You don’t even have to be a Christian to know the famous verse from Jeremiah 29:11…
“For I know the plans I have for you, declares the Lord, plans for welfare and not for evil, to give you a future and a hope.”
If you’re a Christian, you’ve probably clung to that verse at some point. I know I have. I love it because it’s a direct “in your face” to the enemy when he tries to feed us the lies that God isn’t good or doesn’t care.
God is good.
God does care.
No matter what you’re walking through.
No matter what you’re feeling.
No matter if you can’t see an end to the darkness.
All that said, what most of us forget are the verses before and after this famous one. The context of verse 11 is that God has used prophet after prophet to redirect, correct, and warn His children that they’re abandoning His ways and His protection. When they refuse to turn back to Him, He sends His own children into captivity in Babylon for 70 years. This word in Jeremiah 29 is given to His children as they’re starting their captivity.
What would you think about God if a foreign enemy just attacked and uprooted you to live in their country under their rule? My guess is that some people would run to God, while others would decide God must not care. The children of God had to be in a state of shock.
Why am I telling you this? I don’t think any of us are going to be whisked away by a foreign enemy, but there are always times when we end up in places we don’t like with fear in our hearts. In our current series at One City, Redefining Greatness, Chris has talked about how we move from pain to promise.
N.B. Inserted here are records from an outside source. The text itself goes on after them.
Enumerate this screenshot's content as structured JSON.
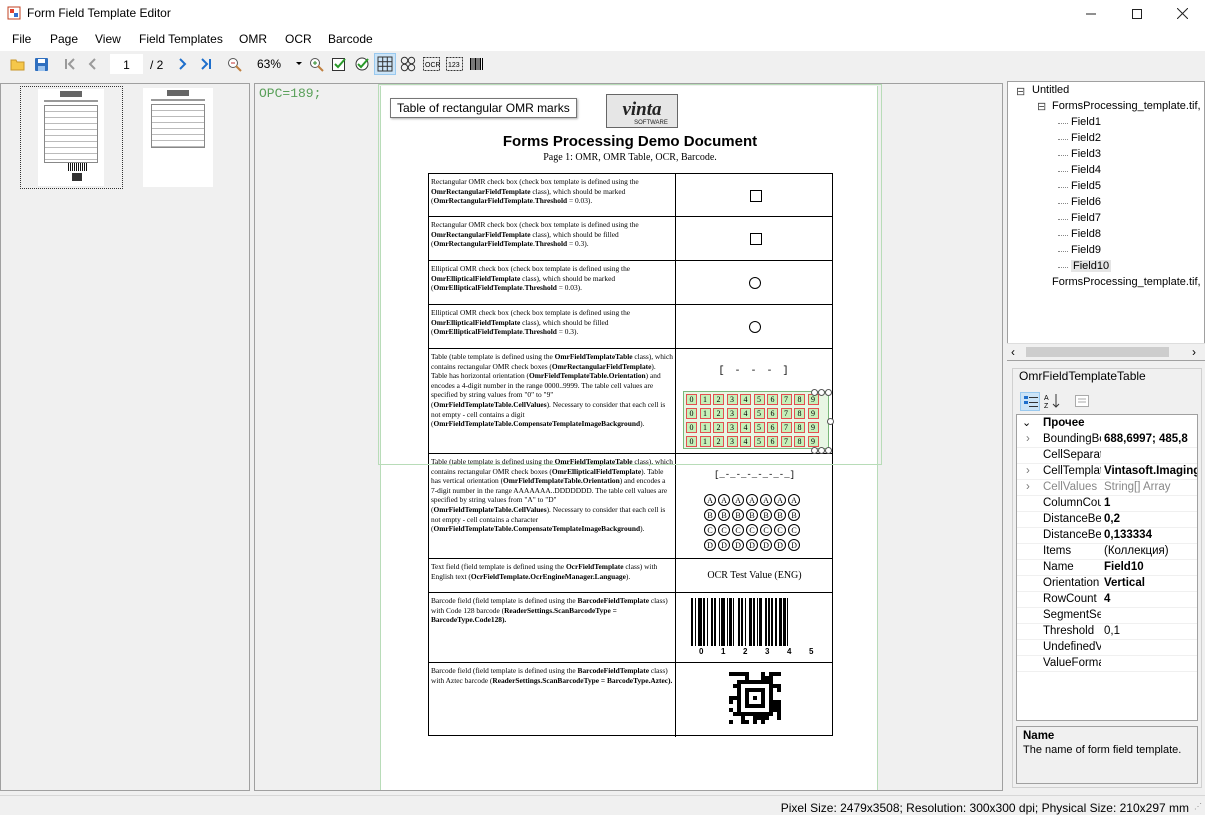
{
  "window": {
    "title": "Form Field Template Editor"
  },
  "menu": [
    "File",
    "Page",
    "View",
    "Field Templates",
    "OMR",
    "OCR",
    "Barcode"
  ],
  "toolbar": {
    "page_current": "1",
    "page_total": "/ 2",
    "zoom": "63%"
  },
  "viewer": {
    "opc": "OPC=189;",
    "tooltip": "Table of rectangular OMR marks"
  },
  "document": {
    "logo_text": "vinta",
    "logo_sub": "SOFTWARE",
    "title": "Forms Processing Demo Document",
    "subtitle": "Page 1: OMR, OMR Table, OCR, Barcode.",
    "rows": [
      {
        "text": "Rectangular OMR check box (check box template is defined using the <b>OmrRectangularFieldTemplate</b> class), which should be marked (<b>OmrRectangularFieldTemplate</b>.<b>Threshold</b> = 0.03)."
      },
      {
        "text": "Rectangular OMR check box (check box template is defined using the <b>OmrRectangularFieldTemplate</b> class), which should be filled (<b>OmrRectangularFieldTemplate</b>.<b>Threshold</b> = 0.3)."
      },
      {
        "text": "Elliptical OMR check box (check box template is defined using the <b>OmrEllipticalFieldTemplate</b> class), which should be marked (<b>OmrEllipticalFieldTemplate</b>.<b>Threshold</b> = 0.03)."
      },
      {
        "text": "Elliptical OMR check box (check box template is defined using the <b>OmrEllipticalFieldTemplate</b> class), which should be filled (<b>OmrEllipticalFieldTemplate</b>.<b>Threshold</b> = 0.3)."
      },
      {
        "text": "Table (table template is defined using the <b>OmrFieldTemplateTable</b> class), which contains rectangular OMR check boxes (<b>OmrRectangularFieldTemplate</b>). Table has horizontal orientation (<b>OmrFieldTemplateTable.Orientation</b>) and encodes a 4-digit number in the range 0000..9999. The table cell values are specified by string values from \"0\" to \"9\" (<b>OmrFieldTemplateTable.CellValues</b>). Necessary to consider that each cell is not empty - cell contains a digit (<b>OmrFieldTemplateTable.CompensateTemplateImageBackground</b>)."
      },
      {
        "text": "Table (table template is defined using the <b>OmrFieldTemplateTable</b> class), which contains rectangular OMR check boxes (<b>OmrEllipticalFieldTemplate</b>). Table has vertical orientation (<b>OmrFieldTemplateTable.Orientation</b>) and encodes a 7-digit number in the range AAAAAAA..DDDDDDD. The table cell values are specified by string values from \"A\" to \"D\" (<b>OmrFieldTemplateTable.CellValues</b>). Necessary to consider that each cell is not empty - cell contains a character (<b>OmrFieldTemplateTable.CompensateTemplateImageBackground</b>)."
      },
      {
        "text": "Text field (field template is defined using the <b>OcrFieldTemplate</b> class) with English text (<b>OcrFieldTemplate.OcrEngineManager.Language</b>)."
      },
      {
        "text": "Barcode field (field template is defined using the <b>BarcodeFieldTemplate</b> class) with Code 128 barcode (<b>ReaderSettings.ScanBarcodeType = BarcodeType.Code128).</b>"
      },
      {
        "text": "Barcode field (field template is defined using the <b>BarcodeFieldTemplate</b> class) with Aztec barcode (<b>ReaderSettings.ScanBarcodeType = BarcodeType.Aztec).</b>"
      }
    ],
    "digit_bracket": "[ - - - ]",
    "digits": [
      "0",
      "1",
      "2",
      "3",
      "4",
      "5",
      "6",
      "7",
      "8",
      "9"
    ],
    "letter_bracket": "[_-_-_-_-_-_-_]",
    "letters": [
      "A",
      "B",
      "C",
      "D"
    ],
    "ocr_value": "OCR Test Value (ENG)",
    "barcode_digits": [
      "0",
      "1",
      "2",
      "3",
      "4",
      "5"
    ]
  },
  "tree": {
    "root": "Untitled",
    "file1": "FormsProcessing_template.tif, Pa",
    "fields": [
      "Field1",
      "Field2",
      "Field3",
      "Field4",
      "Field5",
      "Field6",
      "Field7",
      "Field8",
      "Field9",
      "Field10"
    ],
    "file2": "FormsProcessing_template.tif, Pa"
  },
  "props": {
    "title": "OmrFieldTemplateTable",
    "category": "Прочее",
    "rows": [
      {
        "name": "BoundingBo",
        "value": "688,6997; 485,8",
        "bold": true,
        "exp": true
      },
      {
        "name": "CellSeparat",
        "value": "",
        "bold": false,
        "exp": false
      },
      {
        "name": "CellTemplat",
        "value": "Vintasoft.Imaging",
        "bold": true,
        "exp": true
      },
      {
        "name": "CellValues",
        "value": "String[] Array",
        "bold": false,
        "exp": true,
        "gray": true
      },
      {
        "name": "ColumnCour",
        "value": "1",
        "bold": true,
        "exp": false
      },
      {
        "name": "DistanceBe",
        "value": "0,2",
        "bold": true,
        "exp": false
      },
      {
        "name": "DistanceBe",
        "value": "0,133334",
        "bold": true,
        "exp": false
      },
      {
        "name": "Items",
        "value": "(Коллекция)",
        "bold": false,
        "exp": false
      },
      {
        "name": "Name",
        "value": "Field10",
        "bold": true,
        "exp": false
      },
      {
        "name": "Orientation",
        "value": "Vertical",
        "bold": true,
        "exp": false
      },
      {
        "name": "RowCount",
        "value": "4",
        "bold": true,
        "exp": false
      },
      {
        "name": "SegmentSe",
        "value": "",
        "bold": false,
        "exp": false
      },
      {
        "name": "Threshold",
        "value": "0,1",
        "bold": false,
        "exp": false
      },
      {
        "name": "UndefinedV",
        "value": "",
        "bold": false,
        "exp": false
      },
      {
        "name": "ValueForma",
        "value": "",
        "bold": false,
        "exp": false
      }
    ],
    "desc_title": "Name",
    "desc_text": "The name of form field template."
  },
  "status": "Pixel Size: 2479x3508; Resolution: 300x300 dpi; Physical Size: 210x297 mm",
  "colors": {
    "accent": "#1e6fcc",
    "selection": "#cce4f7",
    "green": "#5aa05a",
    "omr_cell": "#c6f0b8",
    "omr_cell_border": "#e35050"
  }
}
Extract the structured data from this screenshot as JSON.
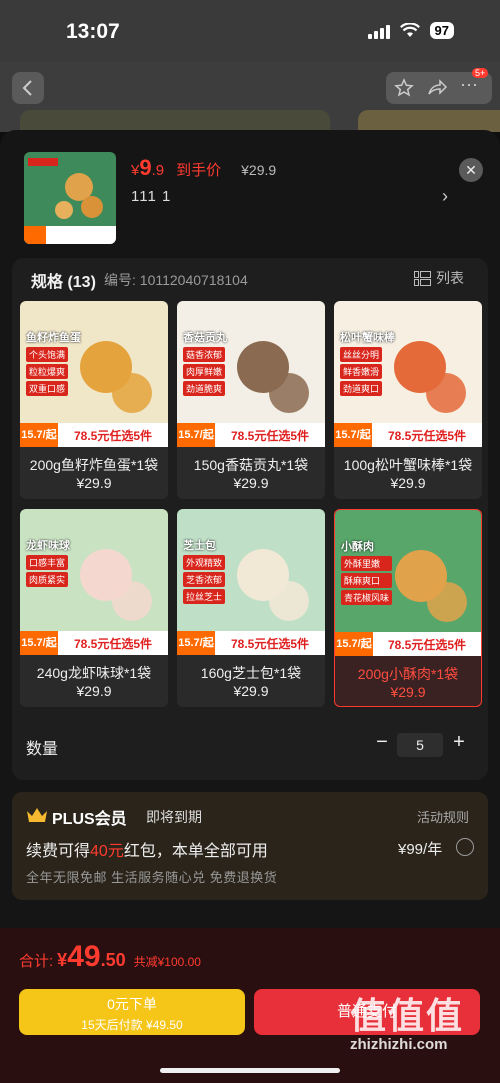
{
  "status_bar": {
    "time": "13:07",
    "battery": "97"
  },
  "header": {
    "price_currency": "¥",
    "price_int": "9",
    "price_dec": ".9",
    "price_tag": "到手价",
    "original_price": "¥29.9",
    "selected_spec": "111  1",
    "notif_badge": "5+"
  },
  "spec": {
    "title": "规格 (13)",
    "code": "编号: 10112040718104",
    "list_view_label": "列表"
  },
  "items": [
    {
      "name": "200g鱼籽炸鱼蛋*1袋",
      "price": "¥29.9",
      "img_label": "鱼籽炸鱼蛋",
      "chips": [
        "个头饱满",
        "粒粒爆爽",
        "双重口感"
      ],
      "promo_left": "15.7/起",
      "promo": "78.5元任选5件",
      "selected": false
    },
    {
      "name": "150g香菇贡丸*1袋",
      "price": "¥29.9",
      "img_label": "香菇贡丸",
      "chips": [
        "菇香浓郁",
        "肉厚鲜嫩",
        "劲道脆爽"
      ],
      "promo_left": "15.7/起",
      "promo": "78.5元任选5件",
      "selected": false
    },
    {
      "name": "100g松叶蟹味棒*1袋",
      "price": "¥29.9",
      "img_label": "松叶蟹味棒",
      "chips": [
        "丝丝分明",
        "鲜香嫩滑",
        "劲道爽口"
      ],
      "promo_left": "15.7/起",
      "promo": "78.5元任选5件",
      "selected": false
    },
    {
      "name": "240g龙虾味球*1袋",
      "price": "¥29.9",
      "img_label": "龙虾味球",
      "chips": [
        "口感丰富",
        "肉质紧实"
      ],
      "promo_left": "15.7/起",
      "promo": "78.5元任选5件",
      "selected": false
    },
    {
      "name": "160g芝士包*1袋",
      "price": "¥29.9",
      "img_label": "芝士包",
      "chips": [
        "外观精致",
        "芝香浓郁",
        "拉丝芝士"
      ],
      "promo_left": "15.7/起",
      "promo": "78.5元任选5件",
      "selected": false
    },
    {
      "name": "200g小酥肉*1袋",
      "price": "¥29.9",
      "img_label": "小酥肉",
      "chips": [
        "外酥里嫩",
        "酥麻爽口",
        "青花椒风味"
      ],
      "promo_left": "15.7/起",
      "promo": "78.5元任选5件",
      "selected": true
    }
  ],
  "quantity": {
    "label": "数量",
    "value": "5",
    "minus": "−",
    "plus": "+"
  },
  "plus": {
    "title": "PLUS会员",
    "expiring": "即将到期",
    "rules": "活动规则",
    "renew_pre": "续费可得",
    "renew_amount": "40元",
    "renew_post": "红包，本单全部可用",
    "price": "¥99/年",
    "benefits": "全年无限免邮 生活服务随心兑 免费退换货"
  },
  "footer": {
    "total_label": "合计:",
    "total_currency": "¥",
    "total_int": "49",
    "total_dec": ".50",
    "saving": "共减¥100.00",
    "credit_line1": "0元下单",
    "credit_line2": "15天后付款 ¥49.50",
    "buy_label": "普通支付"
  },
  "watermark": {
    "glyphs": "值值值",
    "url": "zhizhizhi.com"
  },
  "colors": {
    "accent_red": "#ff3b30",
    "credit_yellow": "#f5c518",
    "buy_red": "#e8303a"
  }
}
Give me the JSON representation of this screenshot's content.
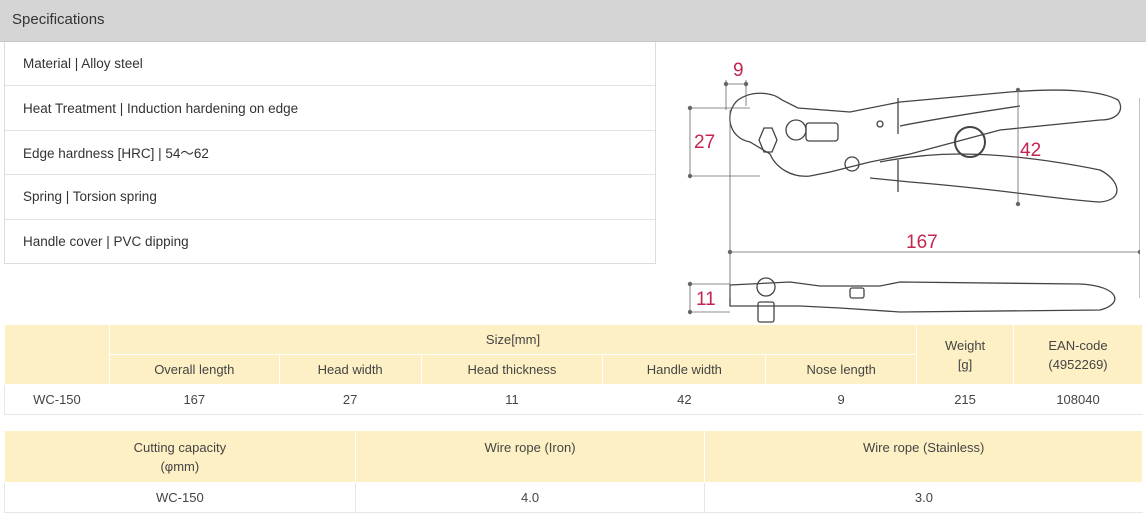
{
  "header": {
    "title": "Specifications"
  },
  "specs": [
    "Material | Alloy steel",
    "Heat Treatment | Induction hardening on edge",
    "Edge hardness [HRC] | 54～62",
    "Spring | Torsion spring",
    "Handle cover | PVC dipping"
  ],
  "drawing": {
    "dim_nose": "9",
    "dim_head_width": "27",
    "dim_handle_width": "42",
    "dim_overall_length": "167",
    "dim_head_thickness": "11",
    "accent_color": "#c4254e"
  },
  "size_table": {
    "group_header": "Size[mm]",
    "columns": [
      "Overall length",
      "Head width",
      "Head thickness",
      "Handle width",
      "Nose length"
    ],
    "weight_header_1": "Weight",
    "weight_header_2": "[g]",
    "ean_header_1": "EAN-code",
    "ean_header_2": "(4952269)",
    "row": {
      "model": "WC-150",
      "overall_length": "167",
      "head_width": "27",
      "head_thickness": "11",
      "handle_width": "42",
      "nose_length": "9",
      "weight": "215",
      "ean": "108040"
    }
  },
  "capacity_table": {
    "header_1": "Cutting capacity",
    "header_2": "(φmm)",
    "iron_header": "Wire rope (Iron)",
    "stainless_header": "Wire rope (Stainless)",
    "row": {
      "model": "WC-150",
      "iron": "4.0",
      "stainless": "3.0"
    }
  }
}
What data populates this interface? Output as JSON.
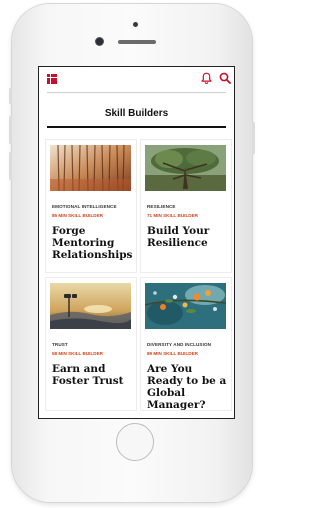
{
  "header": {
    "menu_icon": "grid-menu-icon",
    "notification_icon": "bell-icon",
    "search_icon": "search-icon",
    "accent_color": "#c8102e"
  },
  "page": {
    "title": "Skill Builders"
  },
  "cards": [
    {
      "category": "EMOTIONAL INTELLIGENCE",
      "duration": "85 MIN SKILL BUILDER",
      "title": "Forge Mentoring Relationships",
      "image": "forest-image"
    },
    {
      "category": "RESILIENCE",
      "duration": "71 MIN SKILL BUILDER",
      "title": "Build Your Resilience",
      "image": "oak-tree-image"
    },
    {
      "category": "TRUST",
      "duration": "58 MIN SKILL BUILDER",
      "title": "Earn and Foster Trust",
      "image": "binoculars-sunrise-image"
    },
    {
      "category": "DIVERSITY AND INCLUSION",
      "duration": "89 MIN SKILL BUILDER",
      "title": "Are You Ready to be a Global Manager?",
      "image": "citrus-branch-image"
    }
  ]
}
What I love about understanding the context of this passage is seeing God’s kindness even when hard things are happening.
He tells them how long it will be (no guessing – verse 10).
He tells them not to put life on hold (build houses and marry – verses 5-6).
He tells them how to find peace (“But seek the welfare of the city where I have sent you into exile, and pray to the Lord on its behalf, for in its welfare you will find your welfare” – verse 7).
Some of the people taken into captivity were faithless. Some of the people taken into captivity were actually faithful. Either way, God was comforting them, telling them how to navigate their current reality and letting them know that, even in their darkest hours, He would be their light.
I leave you with these two timeless truths today:
- If your current reality is not as you desire, God still has a way for you to thrive in your present circumstances. Ask Him what steps you need to take.
- If God cares so deeply that He gives us a path of light when we’re being disciplined, know that His compassion overflows when we feel like we’re being held captive by choices outside of our own.